On January 15, 2010, the New Jersey DWI and Refusal Statutes were amended by “Ricci’s Law.” The law requires the installation of an Ignition Interlock Device (see N.J.S.A. 39:4-50.16) for a set period of time on all vehicles principally driven by the defendant in the following cases: (1) Refusal Convictions, (2) Repeat DWI-Convictions, and (3) DWI convictions where the blood alcohol level was .15% or higher.
The Ignition Interlock is a breath-testing device that attaches to the vehicle. The device prevents the vehicle from starting if the registered BAC exceeds 0.05%. For more information about the Ignition Interlock device, see the NJ MVC Page here: www.state.nj.us/mvc/Violations/dui_Ignition.htm
I was interviewed for a radio show about the legislation when it was pending. I said that I believed the law was adding another layer of expense to a conviction that is already an enormous cost to defendants. The middle and working class defendants (and their families) will be the ones most impacted. The rich will be able to sustain the cost (although they can also be impacted by the penalties of a DWI conviction already – like losing their licenses and jobs). Under the Legislation, poor defendants will not have to pay the monthly either cost of the device or will pay a reduced fee. Who will pay pick up the overage – you guessed it; NJ taxpayers. The New Jersey middle class defendant (and his/her family) is likely to sustain the brunt of this new Legislation. No work or conditional licenses, increased insurance rates for three years, three-years of $1,000.00 surcharge bills — etc. – now this; it seems like proverbial “overkill.”
One issue that has arisen is whether the statutory changes apply to cases that occurred before the law went into effect. I had Judges rule differently in two cases I handled recently. I believe that imposing the sentence to cases that occurred before the law was enacted is “ex post facto” and accordingly, unconstitutional.

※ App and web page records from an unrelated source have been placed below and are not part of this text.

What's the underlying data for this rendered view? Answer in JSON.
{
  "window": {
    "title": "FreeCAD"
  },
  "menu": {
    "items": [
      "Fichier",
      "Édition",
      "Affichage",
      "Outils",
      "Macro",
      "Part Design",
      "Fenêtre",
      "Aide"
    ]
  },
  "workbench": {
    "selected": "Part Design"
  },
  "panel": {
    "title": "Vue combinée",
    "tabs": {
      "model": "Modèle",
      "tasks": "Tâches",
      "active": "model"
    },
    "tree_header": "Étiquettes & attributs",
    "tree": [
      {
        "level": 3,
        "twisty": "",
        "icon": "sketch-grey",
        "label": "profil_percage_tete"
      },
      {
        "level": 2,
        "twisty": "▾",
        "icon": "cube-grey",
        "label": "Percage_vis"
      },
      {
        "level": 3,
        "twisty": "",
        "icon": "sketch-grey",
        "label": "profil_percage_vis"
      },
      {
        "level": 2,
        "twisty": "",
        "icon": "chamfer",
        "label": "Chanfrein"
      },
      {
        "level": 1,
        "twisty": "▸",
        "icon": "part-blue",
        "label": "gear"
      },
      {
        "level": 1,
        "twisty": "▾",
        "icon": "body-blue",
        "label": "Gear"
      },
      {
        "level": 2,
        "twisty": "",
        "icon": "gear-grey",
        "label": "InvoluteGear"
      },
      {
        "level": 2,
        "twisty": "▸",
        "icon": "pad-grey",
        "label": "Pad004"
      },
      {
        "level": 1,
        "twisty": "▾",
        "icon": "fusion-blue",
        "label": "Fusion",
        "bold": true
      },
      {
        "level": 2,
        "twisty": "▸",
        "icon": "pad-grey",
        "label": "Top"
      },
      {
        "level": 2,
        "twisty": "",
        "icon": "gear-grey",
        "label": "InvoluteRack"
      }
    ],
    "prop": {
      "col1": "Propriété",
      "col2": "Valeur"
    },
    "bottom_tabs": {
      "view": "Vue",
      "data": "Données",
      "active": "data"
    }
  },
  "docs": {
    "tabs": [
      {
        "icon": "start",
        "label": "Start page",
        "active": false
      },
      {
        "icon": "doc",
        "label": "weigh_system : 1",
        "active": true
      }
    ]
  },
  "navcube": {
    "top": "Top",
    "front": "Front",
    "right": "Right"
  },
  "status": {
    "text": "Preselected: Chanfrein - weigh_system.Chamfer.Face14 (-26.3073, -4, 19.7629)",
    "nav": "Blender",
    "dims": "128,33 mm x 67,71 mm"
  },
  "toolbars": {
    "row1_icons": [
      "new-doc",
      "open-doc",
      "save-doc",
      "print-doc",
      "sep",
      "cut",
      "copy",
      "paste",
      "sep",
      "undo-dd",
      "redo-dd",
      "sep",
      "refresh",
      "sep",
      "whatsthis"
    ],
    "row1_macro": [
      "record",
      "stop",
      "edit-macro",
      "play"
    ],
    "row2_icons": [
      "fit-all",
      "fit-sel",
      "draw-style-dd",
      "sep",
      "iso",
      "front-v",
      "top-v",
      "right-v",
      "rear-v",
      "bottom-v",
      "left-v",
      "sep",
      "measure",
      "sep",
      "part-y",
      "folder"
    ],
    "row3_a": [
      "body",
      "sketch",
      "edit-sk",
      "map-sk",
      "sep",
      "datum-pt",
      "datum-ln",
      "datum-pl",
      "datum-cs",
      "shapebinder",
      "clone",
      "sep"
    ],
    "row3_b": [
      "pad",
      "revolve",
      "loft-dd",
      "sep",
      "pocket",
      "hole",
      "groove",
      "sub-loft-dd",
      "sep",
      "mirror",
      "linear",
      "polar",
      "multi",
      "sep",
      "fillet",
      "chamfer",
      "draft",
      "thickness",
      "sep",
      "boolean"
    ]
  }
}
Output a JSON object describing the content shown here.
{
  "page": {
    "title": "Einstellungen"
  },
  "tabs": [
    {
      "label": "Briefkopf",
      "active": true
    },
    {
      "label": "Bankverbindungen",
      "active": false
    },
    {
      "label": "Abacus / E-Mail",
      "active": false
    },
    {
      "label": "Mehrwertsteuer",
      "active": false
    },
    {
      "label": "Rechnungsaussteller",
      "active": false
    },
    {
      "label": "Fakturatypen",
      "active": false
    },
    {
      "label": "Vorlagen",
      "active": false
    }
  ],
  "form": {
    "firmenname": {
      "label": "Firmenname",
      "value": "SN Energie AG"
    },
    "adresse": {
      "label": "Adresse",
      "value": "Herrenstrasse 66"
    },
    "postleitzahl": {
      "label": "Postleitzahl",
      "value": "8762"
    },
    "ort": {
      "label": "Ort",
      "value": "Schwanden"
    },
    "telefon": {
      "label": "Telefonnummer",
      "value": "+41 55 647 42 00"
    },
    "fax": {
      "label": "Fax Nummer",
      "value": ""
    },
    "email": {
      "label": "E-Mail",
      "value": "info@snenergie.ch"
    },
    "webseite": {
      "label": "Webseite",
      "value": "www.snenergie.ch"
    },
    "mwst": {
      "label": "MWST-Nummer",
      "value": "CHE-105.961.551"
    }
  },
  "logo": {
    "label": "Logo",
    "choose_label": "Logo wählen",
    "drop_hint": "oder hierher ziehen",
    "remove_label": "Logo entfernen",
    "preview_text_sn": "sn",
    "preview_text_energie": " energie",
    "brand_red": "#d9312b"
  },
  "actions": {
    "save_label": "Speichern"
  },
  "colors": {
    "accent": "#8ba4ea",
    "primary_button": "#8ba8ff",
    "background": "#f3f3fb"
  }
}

Article I, section 10, clause 1 of the United States Constitution provides that “[n]o State shall … pass any … ex post facto Law….” Article IV, section VII, paragraph 3 of the New Jersey Constitution imposes a similar prohibition: “[t]he Legislature shall not pass any … ex post facto law….” A statute violates the Ex Post Facto Clause if it imposes a punishment for an act that was not punishable at the time it was committed, imposes additional punishment to that then prescribed, or deprives a defendant of any defense available under the law when the crime was committed. see generally State v. Muhammad, 145 N.J. 23, 56 (1996).
I filed a Motion to Amend the Sentence (in the case where the Ignition Interlock was imposed retroactively, and I believe unconstitutionally). The Court agreed with my position, amended the sentence, and thus eliminated the Ignition Interlock. The Ignition Interlock would have been an inconvenience, added expense, and embarrassing for my client.
My client and I were pleased (and relieved) that the Court re-considered the issue. The Judge had the courage to change the Court’s original sentence. The just result for my client, accomplished through intellectual debate and advocacy, was a testament to the principles of United States jurisprudence. The Order is attached below:
Greggory M. Marootian, Esq.
Livingston, NJ 07039